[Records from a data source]
***

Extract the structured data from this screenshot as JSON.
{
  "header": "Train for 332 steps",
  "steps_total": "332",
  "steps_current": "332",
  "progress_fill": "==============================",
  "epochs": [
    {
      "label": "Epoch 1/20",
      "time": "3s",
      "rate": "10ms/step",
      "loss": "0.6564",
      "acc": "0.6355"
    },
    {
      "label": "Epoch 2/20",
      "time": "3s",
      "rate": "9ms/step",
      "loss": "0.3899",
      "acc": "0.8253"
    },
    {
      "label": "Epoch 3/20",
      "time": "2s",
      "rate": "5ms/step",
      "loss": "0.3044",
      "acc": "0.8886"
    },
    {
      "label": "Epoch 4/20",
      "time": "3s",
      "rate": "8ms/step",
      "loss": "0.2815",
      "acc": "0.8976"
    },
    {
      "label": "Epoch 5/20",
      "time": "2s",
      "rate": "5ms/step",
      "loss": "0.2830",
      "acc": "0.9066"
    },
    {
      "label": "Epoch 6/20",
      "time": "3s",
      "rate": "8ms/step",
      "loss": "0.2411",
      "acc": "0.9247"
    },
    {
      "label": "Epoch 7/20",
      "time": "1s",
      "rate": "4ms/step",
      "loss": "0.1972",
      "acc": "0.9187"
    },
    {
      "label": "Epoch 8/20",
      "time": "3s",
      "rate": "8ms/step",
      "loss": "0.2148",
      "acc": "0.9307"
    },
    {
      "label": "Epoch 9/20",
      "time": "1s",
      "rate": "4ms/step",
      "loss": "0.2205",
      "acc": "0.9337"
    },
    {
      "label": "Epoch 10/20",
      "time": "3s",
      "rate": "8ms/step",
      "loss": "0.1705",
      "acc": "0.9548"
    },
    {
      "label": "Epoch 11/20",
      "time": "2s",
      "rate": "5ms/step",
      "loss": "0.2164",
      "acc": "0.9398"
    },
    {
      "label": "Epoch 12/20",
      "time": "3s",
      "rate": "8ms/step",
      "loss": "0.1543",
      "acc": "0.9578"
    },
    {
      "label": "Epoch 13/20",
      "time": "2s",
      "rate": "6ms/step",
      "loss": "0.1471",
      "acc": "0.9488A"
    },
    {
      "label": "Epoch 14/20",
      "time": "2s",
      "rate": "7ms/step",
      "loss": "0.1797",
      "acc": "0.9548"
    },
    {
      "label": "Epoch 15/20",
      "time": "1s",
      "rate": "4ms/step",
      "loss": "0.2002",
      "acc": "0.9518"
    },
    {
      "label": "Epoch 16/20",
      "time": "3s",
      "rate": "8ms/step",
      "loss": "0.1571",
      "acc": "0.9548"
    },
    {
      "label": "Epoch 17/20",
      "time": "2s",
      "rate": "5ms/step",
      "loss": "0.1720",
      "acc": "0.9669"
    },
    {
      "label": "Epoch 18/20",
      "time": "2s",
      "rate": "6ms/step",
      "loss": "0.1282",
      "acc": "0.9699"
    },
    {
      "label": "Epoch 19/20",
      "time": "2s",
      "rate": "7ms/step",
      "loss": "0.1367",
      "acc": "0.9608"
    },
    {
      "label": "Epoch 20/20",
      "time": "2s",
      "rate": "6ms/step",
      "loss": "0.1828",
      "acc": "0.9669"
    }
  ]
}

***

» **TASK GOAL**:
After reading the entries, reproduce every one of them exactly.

» **ANSWER AREA**:
Extract the structured data from this screenshot as JSON.
{
  "header": "Train for 332 steps",
  "steps_total": "332",
  "steps_current": "332",
  "progress_fill": "==============================",
  "epochs": [
    {
      "label": "Epoch 1/20",
      "time": "3s",
      "rate": "10ms/step",
      "loss": "0.6564",
      "acc": "0.6355"
    },
    {
      "label": "Epoch 2/20",
      "time": "3s",
      "rate": "9ms/step",
      "loss": "0.3899",
      "acc": "0.8253"
    },
    {
      "label": "Epoch 3/20",
      "time": "2s",
      "rate": "5ms/step",
      "loss": "0.3044",
      "acc": "0.8886"
    },
    {
      "label": "Epoch 4/20",
      "time": "3s",
      "rate": "8ms/step",
      "loss": "0.2815",
      "acc": "0.8976"
    },
    {
      "label": "Epoch 5/20",
      "time": "2s",
      "rate": "5ms/step",
      "loss": "0.2830",
      "acc": "0.9066"
    },
    {
      "label": "Epoch 6/20",
      "time": "3s",
      "rate": "8ms/step",
      "loss": "0.2411",
      "acc": "0.9247"
    },
    {
      "label": "Epoch 7/20",
      "time": "1s",
      "rate": "4ms/step",
      "loss": "0.1972",
      "acc": "0.9187"
    },
    {
      "label": "Epoch 8/20",
      "time": "3s",
      "rate": "8ms/step",
      "loss": "0.2148",
      "acc": "0.9307"
    },
    {
      "label": "Epoch 9/20",
      "time": "1s",
      "rate": "4ms/step",
      "loss": "0.2205",
      "acc": "0.9337"
    },
    {
      "label": "Epoch 10/20",
      "time": "3s",
      "rate": "8ms/step",
      "loss": "0.1705",
      "acc": "0.9548"
    },
    {
      "label": "Epoch 11/20",
      "time": "2s",
      "rate": "5ms/step",
      "loss": "0.2164",
      "acc": "0.9398"
    },
    {
      "label": "Epoch 12/20",
      "time": "3s",
      "rate": "8ms/step",
      "loss": "0.1543",
      "acc": "0.9578"
    },
    {
      "label": "Epoch 13/20",
      "time": "2s",
      "rate": "6ms/step",
      "loss": "0.1471",
      "acc": "0.9488A"
    },
    {
      "label": "Epoch 14/20",
      "time": "2s",
      "rate": "7ms/step",
      "loss": "0.1797",
      "acc": "0.9548"
    },
    {
      "label": "Epoch 15/20",
      "time": "1s",
      "rate": "4ms/step",
      "loss": "0.2002",
      "acc": "0.9518"
    },
    {
      "label": "Epoch 16/20",
      "time": "3s",
      "rate": "8ms/step",
      "loss": "0.1571",
      "acc": "0.9548"
    },
    {
      "label": "Epoch 17/20",
      "time": "2s",
      "rate": "5ms/step",
      "loss": "0.1720",
      "acc": "0.9669"
    },
    {
      "label": "Epoch 18/20",
      "time": "2s",
      "rate": "6ms/step",
      "loss": "0.1282",
      "acc": "0.9699"
    },
    {
      "label": "Epoch 19/20",
      "time": "2s",
      "rate": "7ms/step",
      "loss": "0.1367",
      "acc": "0.9608"
    },
    {
      "label": "Epoch 20/20",
      "time": "2s",
      "rate": "6ms/step",
      "loss": "0.1828",
      "acc": "0.9669"
    }
  ]
}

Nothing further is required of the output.